● Task description
Set down the entries once more exactly as they were written.

Start of Block

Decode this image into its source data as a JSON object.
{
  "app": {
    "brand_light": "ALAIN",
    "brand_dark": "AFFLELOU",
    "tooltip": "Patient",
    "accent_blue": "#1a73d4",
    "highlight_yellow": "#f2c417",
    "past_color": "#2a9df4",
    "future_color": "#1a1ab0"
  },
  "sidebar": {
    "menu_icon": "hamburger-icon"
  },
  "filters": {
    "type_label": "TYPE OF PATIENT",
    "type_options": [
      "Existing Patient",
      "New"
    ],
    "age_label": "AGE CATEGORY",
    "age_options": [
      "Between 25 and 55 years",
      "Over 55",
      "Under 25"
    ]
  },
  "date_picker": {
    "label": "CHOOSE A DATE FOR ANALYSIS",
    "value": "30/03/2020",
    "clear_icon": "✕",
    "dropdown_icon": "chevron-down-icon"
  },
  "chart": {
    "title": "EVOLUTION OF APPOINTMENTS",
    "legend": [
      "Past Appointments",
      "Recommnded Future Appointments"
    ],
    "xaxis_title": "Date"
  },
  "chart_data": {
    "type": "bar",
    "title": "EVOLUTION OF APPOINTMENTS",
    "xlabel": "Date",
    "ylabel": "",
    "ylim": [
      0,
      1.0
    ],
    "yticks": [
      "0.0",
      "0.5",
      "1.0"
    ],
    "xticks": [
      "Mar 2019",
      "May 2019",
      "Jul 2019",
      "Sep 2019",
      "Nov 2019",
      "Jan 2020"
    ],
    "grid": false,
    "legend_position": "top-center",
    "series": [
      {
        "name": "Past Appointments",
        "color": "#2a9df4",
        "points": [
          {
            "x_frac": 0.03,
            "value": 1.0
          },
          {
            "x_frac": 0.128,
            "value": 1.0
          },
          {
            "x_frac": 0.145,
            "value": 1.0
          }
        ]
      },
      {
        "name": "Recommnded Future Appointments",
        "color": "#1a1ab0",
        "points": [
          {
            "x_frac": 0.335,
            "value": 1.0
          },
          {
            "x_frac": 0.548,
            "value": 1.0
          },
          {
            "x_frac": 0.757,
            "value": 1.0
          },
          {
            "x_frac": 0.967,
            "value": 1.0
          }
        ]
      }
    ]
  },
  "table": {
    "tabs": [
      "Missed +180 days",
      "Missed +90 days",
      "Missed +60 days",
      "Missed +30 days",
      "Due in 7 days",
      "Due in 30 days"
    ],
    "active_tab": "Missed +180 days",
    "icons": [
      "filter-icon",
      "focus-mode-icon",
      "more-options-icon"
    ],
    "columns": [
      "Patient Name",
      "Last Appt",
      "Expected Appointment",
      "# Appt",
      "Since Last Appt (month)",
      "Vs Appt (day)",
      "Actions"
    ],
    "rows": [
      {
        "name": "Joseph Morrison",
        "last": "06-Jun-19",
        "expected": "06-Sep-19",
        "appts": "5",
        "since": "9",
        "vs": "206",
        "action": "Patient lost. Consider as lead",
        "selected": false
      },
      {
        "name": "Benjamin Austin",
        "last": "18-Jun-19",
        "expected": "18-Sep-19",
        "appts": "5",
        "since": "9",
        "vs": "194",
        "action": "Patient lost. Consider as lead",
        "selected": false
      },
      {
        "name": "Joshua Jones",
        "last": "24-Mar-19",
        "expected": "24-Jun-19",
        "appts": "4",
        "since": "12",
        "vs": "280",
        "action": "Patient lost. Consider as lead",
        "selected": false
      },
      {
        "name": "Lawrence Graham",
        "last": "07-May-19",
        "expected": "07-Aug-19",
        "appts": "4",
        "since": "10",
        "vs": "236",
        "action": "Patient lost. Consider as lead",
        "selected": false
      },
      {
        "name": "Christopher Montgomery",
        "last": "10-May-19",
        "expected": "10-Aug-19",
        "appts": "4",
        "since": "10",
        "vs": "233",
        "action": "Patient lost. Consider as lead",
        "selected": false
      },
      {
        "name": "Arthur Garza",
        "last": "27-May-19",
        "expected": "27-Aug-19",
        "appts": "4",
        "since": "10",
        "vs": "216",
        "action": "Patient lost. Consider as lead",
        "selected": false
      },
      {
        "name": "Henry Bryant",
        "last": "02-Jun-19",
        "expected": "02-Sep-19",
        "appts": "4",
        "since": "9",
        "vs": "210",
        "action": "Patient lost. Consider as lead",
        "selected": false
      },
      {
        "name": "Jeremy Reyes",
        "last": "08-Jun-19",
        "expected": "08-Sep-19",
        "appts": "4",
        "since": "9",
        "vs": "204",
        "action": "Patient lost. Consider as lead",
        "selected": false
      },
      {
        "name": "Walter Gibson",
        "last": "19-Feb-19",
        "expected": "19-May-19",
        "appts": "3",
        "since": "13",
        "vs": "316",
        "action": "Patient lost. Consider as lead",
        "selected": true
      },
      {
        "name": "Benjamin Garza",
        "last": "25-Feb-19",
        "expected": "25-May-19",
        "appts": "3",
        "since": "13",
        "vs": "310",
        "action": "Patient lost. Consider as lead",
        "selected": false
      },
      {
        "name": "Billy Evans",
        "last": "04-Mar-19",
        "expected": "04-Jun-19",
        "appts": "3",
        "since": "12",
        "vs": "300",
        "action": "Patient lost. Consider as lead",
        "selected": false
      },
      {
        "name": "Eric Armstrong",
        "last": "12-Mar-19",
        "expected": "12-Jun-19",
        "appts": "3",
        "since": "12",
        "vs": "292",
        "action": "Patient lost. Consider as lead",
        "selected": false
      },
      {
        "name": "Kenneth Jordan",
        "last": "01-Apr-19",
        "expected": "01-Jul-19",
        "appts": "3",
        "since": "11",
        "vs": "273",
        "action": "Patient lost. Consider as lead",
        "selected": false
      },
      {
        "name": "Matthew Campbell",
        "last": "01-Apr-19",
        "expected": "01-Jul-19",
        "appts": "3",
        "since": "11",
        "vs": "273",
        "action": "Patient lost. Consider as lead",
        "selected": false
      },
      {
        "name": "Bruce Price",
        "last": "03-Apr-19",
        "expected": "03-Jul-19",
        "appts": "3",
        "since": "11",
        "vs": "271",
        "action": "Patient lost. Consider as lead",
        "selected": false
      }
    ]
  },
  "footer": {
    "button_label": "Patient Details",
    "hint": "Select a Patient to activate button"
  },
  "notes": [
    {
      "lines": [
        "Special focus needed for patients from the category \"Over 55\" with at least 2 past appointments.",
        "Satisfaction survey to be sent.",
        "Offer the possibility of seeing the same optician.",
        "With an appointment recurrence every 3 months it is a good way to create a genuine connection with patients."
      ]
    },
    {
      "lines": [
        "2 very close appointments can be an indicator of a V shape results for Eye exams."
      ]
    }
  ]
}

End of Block

● Output of the exercise
Decode this image into its source data as a JSON object.
{
  "app": {
    "brand_light": "ALAIN",
    "brand_dark": "AFFLELOU",
    "tooltip": "Patient",
    "accent_blue": "#1a73d4",
    "highlight_yellow": "#f2c417",
    "past_color": "#2a9df4",
    "future_color": "#1a1ab0"
  },
  "sidebar": {
    "menu_icon": "hamburger-icon"
  },
  "filters": {
    "type_label": "TYPE OF PATIENT",
    "type_options": [
      "Existing Patient",
      "New"
    ],
    "age_label": "AGE CATEGORY",
    "age_options": [
      "Between 25 and 55 years",
      "Over 55",
      "Under 25"
    ]
  },
  "date_picker": {
    "label": "CHOOSE A DATE FOR ANALYSIS",
    "value": "30/03/2020",
    "clear_icon": "✕",
    "dropdown_icon": "chevron-down-icon"
  },
  "chart": {
    "title": "EVOLUTION OF APPOINTMENTS",
    "legend": [
      "Past Appointments",
      "Recommnded Future Appointments"
    ],
    "xaxis_title": "Date"
  },
  "chart_data": {
    "type": "bar",
    "title": "EVOLUTION OF APPOINTMENTS",
    "xlabel": "Date",
    "ylabel": "",
    "ylim": [
      0,
      1.0
    ],
    "yticks": [
      "0.0",
      "0.5",
      "1.0"
    ],
    "xticks": [
      "Mar 2019",
      "May 2019",
      "Jul 2019",
      "Sep 2019",
      "Nov 2019",
      "Jan 2020"
    ],
    "grid": false,
    "legend_position": "top-center",
    "series": [
      {
        "name": "Past Appointments",
        "color": "#2a9df4",
        "points": [
          {
            "x_frac": 0.03,
            "value": 1.0
          },
          {
            "x_frac": 0.128,
            "value": 1.0
          },
          {
            "x_frac": 0.145,
            "value": 1.0
          }
        ]
      },
      {
        "name": "Recommnded Future Appointments",
        "color": "#1a1ab0",
        "points": [
          {
            "x_frac": 0.335,
            "value": 1.0
          },
          {
            "x_frac": 0.548,
            "value": 1.0
          },
          {
            "x_frac": 0.757,
            "value": 1.0
          },
          {
            "x_frac": 0.967,
            "value": 1.0
          }
        ]
      }
    ]
  },
  "table": {
    "tabs": [
      "Missed +180 days",
      "Missed +90 days",
      "Missed +60 days",
      "Missed +30 days",
      "Due in 7 days",
      "Due in 30 days"
    ],
    "active_tab": "Missed +180 days",
    "icons": [
      "filter-icon",
      "focus-mode-icon",
      "more-options-icon"
    ],
    "columns": [
      "Patient Name",
      "Last Appt",
      "Expected Appointment",
      "# Appt",
      "Since Last Appt (month)",
      "Vs Appt (day)",
      "Actions"
    ],
    "rows": [
      {
        "name": "Joseph Morrison",
        "last": "06-Jun-19",
        "expected": "06-Sep-19",
        "appts": "5",
        "since": "9",
        "vs": "206",
        "action": "Patient lost. Consider as lead",
        "selected": false
      },
      {
        "name": "Benjamin Austin",
        "last": "18-Jun-19",
        "expected": "18-Sep-19",
        "appts": "5",
        "since": "9",
        "vs": "194",
        "action": "Patient lost. Consider as lead",
        "selected": false
      },
      {
        "name": "Joshua Jones",
        "last": "24-Mar-19",
        "expected": "24-Jun-19",
        "appts": "4",
        "since": "12",
        "vs": "280",
        "action": "Patient lost. Consider as lead",
        "selected": false
      },
      {
        "name": "Lawrence Graham",
        "last": "07-May-19",
        "expected": "07-Aug-19",
        "appts": "4",
        "since": "10",
        "vs": "236",
        "action": "Patient lost. Consider as lead",
        "selected": false
      },
      {
        "name": "Christopher Montgomery",
        "last": "10-May-19",
        "expected": "10-Aug-19",
        "appts": "4",
        "since": "10",
        "vs": "233",
        "action": "Patient lost. Consider as lead",
        "selected": false
      },
      {
        "name": "Arthur Garza",
        "last": "27-May-19",
        "expected": "27-Aug-19",
        "appts": "4",
        "since": "10",
        "vs": "216",
        "action": "Patient lost. Consider as lead",
        "selected": false
      },
      {
        "name": "Henry Bryant",
        "last": "02-Jun-19",
        "expected": "02-Sep-19",
        "appts": "4",
        "since": "9",
        "vs": "210",
        "action": "Patient lost. Consider as lead",
        "selected": false
      },
      {
        "name": "Jeremy Reyes",
        "last": "08-Jun-19",
        "expected": "08-Sep-19",
        "appts": "4",
        "since": "9",
        "vs": "204",
        "action": "Patient lost. Consider as lead",
        "selected": false
      },
      {
        "name": "Walter Gibson",
        "last": "19-Feb-19",
        "expected": "19-May-19",
        "appts": "3",
        "since": "13",
        "vs": "316",
        "action": "Patient lost. Consider as lead",
        "selected": true
      },
      {
        "name": "Benjamin Garza",
        "last": "25-Feb-19",
        "expected": "25-May-19",
        "appts": "3",
        "since": "13",
        "vs": "310",
        "action": "Patient lost. Consider as lead",
        "selected": false
      },
      {
        "name": "Billy Evans",
        "last": "04-Mar-19",
        "expected": "04-Jun-19",
        "appts": "3",
        "since": "12",
        "vs": "300",
        "action": "Patient lost. Consider as lead",
        "selected": false
      },
      {
        "name": "Eric Armstrong",
        "last": "12-Mar-19",
        "expected": "12-Jun-19",
        "appts": "3",
        "since": "12",
        "vs": "292",
        "action": "Patient lost. Consider as lead",
        "selected": false
      },
      {
        "name": "Kenneth Jordan",
        "last": "01-Apr-19",
        "expected": "01-Jul-19",
        "appts": "3",
        "since": "11",
        "vs": "273",
        "action": "Patient lost. Consider as lead",
        "selected": false
      },
      {
        "name": "Matthew Campbell",
        "last": "01-Apr-19",
        "expected": "01-Jul-19",
        "appts": "3",
        "since": "11",
        "vs": "273",
        "action": "Patient lost. Consider as lead",
        "selected": false
      },
      {
        "name": "Bruce Price",
        "last": "03-Apr-19",
        "expected": "03-Jul-19",
        "appts": "3",
        "since": "11",
        "vs": "271",
        "action": "Patient lost. Consider as lead",
        "selected": false
      }
    ]
  },
  "footer": {
    "button_label": "Patient Details",
    "hint": "Select a Patient to activate button"
  },
  "notes": [
    {
      "lines": [
        "Special focus needed for patients from the category \"Over 55\" with at least 2 past appointments.",
        "Satisfaction survey to be sent.",
        "Offer the possibility of seeing the same optician.",
        "With an appointment recurrence every 3 months it is a good way to create a genuine connection with patients."
      ]
    },
    {
      "lines": [
        "2 very close appointments can be an indicator of a V shape results for Eye exams."
      ]
    }
  ]
}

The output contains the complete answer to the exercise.